Gantt chart - a visual timeline used to schedule tasks and manage project deadlines

Risk management plan - identify foreseeable risks and determine strategies to prevent them from occurring, or reduce their impact if prevention is not possible

Communication plan - how you plan to communicate and share information with your clients, team and other stakeholders

Phase 3: Execution

This is where things really start to take off. The team is well underway with their tasks and the project manager is busy managing and reviewing their progress. But before all this can happen, it’s important to arrange a kick-off meeting to get the project execution off to a good start. The project team, client and other stakeholders may attend this meeting to ensure everyone is on the right track and knows what is expected of them.

Phase 4: Monitoring and Controlling

A project that runs smoothly is music to any project manager’s ears. Project managers must monitor and control the project progress to ensure every aspect is aligned with the plan. This is sometimes combined with the execution phase, as monitoring tasks whilst being executed is vital to track progression. Factors to consider are: objectives, budgets, quality of deliverables and team performance.

Phase 5: Closure

That’s a wrap! Once the project is completed and all parties are satisfied, the only thing left to implement is project closure:

  • Terminate any contractors
  • Ensure all documentation has been reported and stored appropriately
  • Inform stakeholders of the completion
  • Deliver the project to the client.

A post-mortem meeting is also very useful to gather the team and reflect on the project as a whole. This is the perfect opportunity to determine what went well and identify any areas of improvement for future projects.

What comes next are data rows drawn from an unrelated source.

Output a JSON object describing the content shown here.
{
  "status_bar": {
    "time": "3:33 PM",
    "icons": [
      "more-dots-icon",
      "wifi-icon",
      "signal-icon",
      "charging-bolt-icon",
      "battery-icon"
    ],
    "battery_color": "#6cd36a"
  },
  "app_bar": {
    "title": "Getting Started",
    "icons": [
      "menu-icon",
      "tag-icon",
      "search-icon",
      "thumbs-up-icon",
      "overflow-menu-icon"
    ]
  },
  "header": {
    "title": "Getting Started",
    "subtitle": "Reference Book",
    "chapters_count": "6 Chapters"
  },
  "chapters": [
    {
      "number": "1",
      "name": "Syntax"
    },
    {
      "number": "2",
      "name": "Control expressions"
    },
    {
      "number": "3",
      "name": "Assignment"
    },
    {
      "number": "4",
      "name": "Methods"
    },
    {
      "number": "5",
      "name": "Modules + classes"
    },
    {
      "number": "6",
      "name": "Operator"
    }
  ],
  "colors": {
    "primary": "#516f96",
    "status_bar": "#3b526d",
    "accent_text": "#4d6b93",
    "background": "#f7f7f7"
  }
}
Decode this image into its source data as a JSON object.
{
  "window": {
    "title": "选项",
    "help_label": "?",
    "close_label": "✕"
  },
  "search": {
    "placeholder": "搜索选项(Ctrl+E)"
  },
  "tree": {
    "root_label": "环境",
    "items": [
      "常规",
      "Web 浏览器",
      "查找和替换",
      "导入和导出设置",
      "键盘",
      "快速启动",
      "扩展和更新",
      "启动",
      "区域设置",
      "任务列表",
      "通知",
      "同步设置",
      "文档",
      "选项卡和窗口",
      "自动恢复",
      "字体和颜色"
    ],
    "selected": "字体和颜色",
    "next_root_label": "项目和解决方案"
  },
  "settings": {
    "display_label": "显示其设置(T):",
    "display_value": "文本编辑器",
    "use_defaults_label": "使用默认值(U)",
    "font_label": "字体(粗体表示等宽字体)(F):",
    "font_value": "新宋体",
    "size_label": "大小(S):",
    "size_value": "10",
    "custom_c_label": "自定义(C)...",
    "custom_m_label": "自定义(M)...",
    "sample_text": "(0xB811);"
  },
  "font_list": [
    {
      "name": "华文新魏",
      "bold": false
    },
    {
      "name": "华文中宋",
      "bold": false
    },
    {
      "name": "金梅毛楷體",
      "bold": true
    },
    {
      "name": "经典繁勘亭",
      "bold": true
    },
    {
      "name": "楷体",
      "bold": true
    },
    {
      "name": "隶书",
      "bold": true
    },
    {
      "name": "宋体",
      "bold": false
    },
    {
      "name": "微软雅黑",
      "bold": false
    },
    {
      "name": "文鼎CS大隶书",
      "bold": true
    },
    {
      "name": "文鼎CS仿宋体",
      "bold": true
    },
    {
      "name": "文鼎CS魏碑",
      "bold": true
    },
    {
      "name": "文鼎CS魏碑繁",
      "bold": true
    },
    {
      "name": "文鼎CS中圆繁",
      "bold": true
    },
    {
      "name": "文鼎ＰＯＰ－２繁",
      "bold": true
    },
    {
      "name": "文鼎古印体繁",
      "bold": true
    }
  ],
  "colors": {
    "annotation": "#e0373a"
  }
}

PMP, PRINCE2, PMI-ACP and PgMP are all great courses that provide comprehensive insight into the world of projects and project management, covering all stages in the project life cycle and further project management framework.